• **Your objective**: Give the entries back exactly as they stand, but without pictures.

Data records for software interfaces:
:::::
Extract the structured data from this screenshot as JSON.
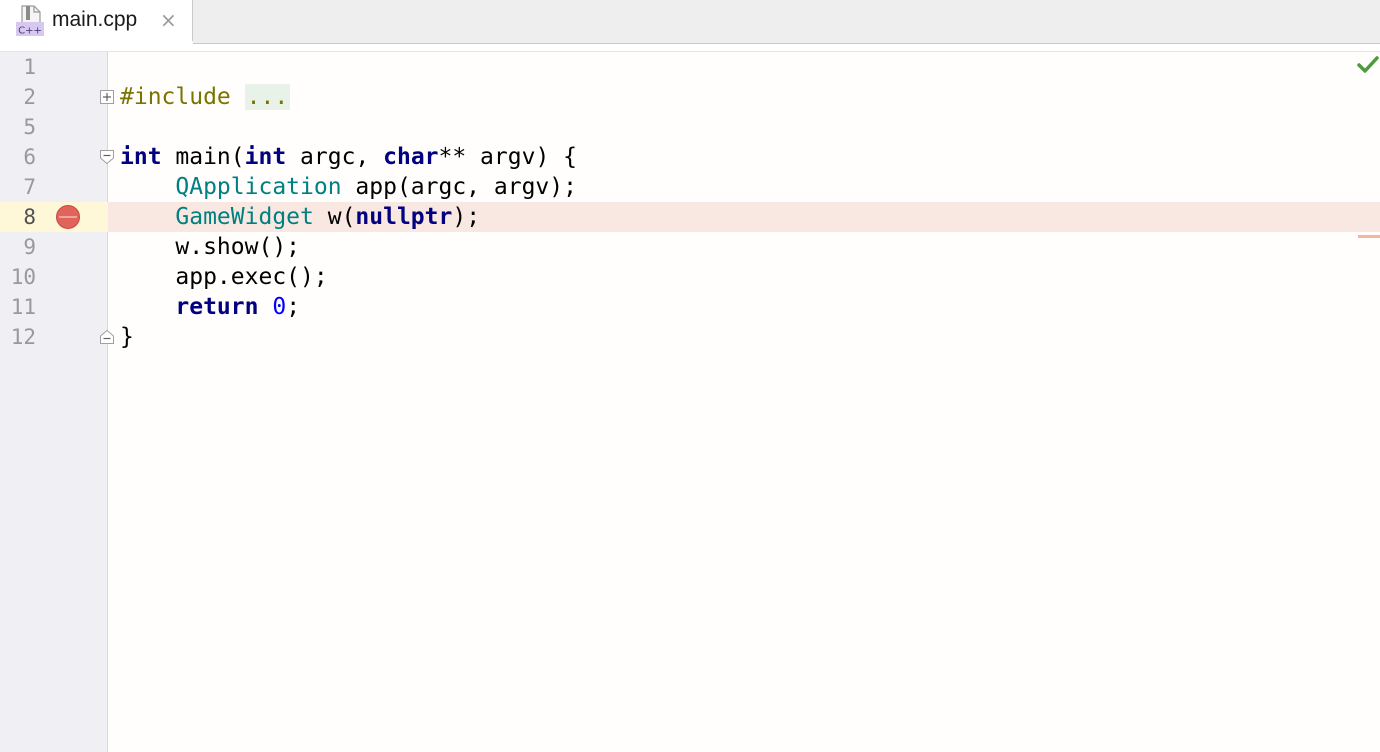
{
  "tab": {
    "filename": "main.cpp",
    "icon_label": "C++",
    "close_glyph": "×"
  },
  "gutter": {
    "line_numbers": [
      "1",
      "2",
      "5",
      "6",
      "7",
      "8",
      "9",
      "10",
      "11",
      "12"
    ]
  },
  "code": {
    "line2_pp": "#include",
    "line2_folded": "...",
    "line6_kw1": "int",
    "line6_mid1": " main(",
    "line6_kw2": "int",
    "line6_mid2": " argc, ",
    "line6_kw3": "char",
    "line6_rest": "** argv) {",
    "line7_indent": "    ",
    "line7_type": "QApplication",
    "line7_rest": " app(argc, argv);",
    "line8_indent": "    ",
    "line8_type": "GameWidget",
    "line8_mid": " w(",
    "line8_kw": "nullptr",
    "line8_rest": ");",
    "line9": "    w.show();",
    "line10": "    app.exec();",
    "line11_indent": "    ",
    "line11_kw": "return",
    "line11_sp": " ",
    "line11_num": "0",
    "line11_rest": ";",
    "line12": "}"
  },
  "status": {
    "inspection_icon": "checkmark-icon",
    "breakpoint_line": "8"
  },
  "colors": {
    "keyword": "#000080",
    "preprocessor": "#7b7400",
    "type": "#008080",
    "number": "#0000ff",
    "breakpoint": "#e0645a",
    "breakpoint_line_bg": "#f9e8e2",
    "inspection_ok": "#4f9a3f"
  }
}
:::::
• **Response**:
Extract the structured data from this screenshot as JSON.
{
  "tab": {
    "filename": "main.cpp",
    "icon_label": "C++",
    "close_glyph": "×"
  },
  "gutter": {
    "line_numbers": [
      "1",
      "2",
      "5",
      "6",
      "7",
      "8",
      "9",
      "10",
      "11",
      "12"
    ]
  },
  "code": {
    "line2_pp": "#include",
    "line2_folded": "...",
    "line6_kw1": "int",
    "line6_mid1": " main(",
    "line6_kw2": "int",
    "line6_mid2": " argc, ",
    "line6_kw3": "char",
    "line6_rest": "** argv) {",
    "line7_indent": "    ",
    "line7_type": "QApplication",
    "line7_rest": " app(argc, argv);",
    "line8_indent": "    ",
    "line8_type": "GameWidget",
    "line8_mid": " w(",
    "line8_kw": "nullptr",
    "line8_rest": ");",
    "line9": "    w.show();",
    "line10": "    app.exec();",
    "line11_indent": "    ",
    "line11_kw": "return",
    "line11_sp": " ",
    "line11_num": "0",
    "line11_rest": ";",
    "line12": "}"
  },
  "status": {
    "inspection_icon": "checkmark-icon",
    "breakpoint_line": "8"
  },
  "colors": {
    "keyword": "#000080",
    "preprocessor": "#7b7400",
    "type": "#008080",
    "number": "#0000ff",
    "breakpoint": "#e0645a",
    "breakpoint_line_bg": "#f9e8e2",
    "inspection_ok": "#4f9a3f"
  }
}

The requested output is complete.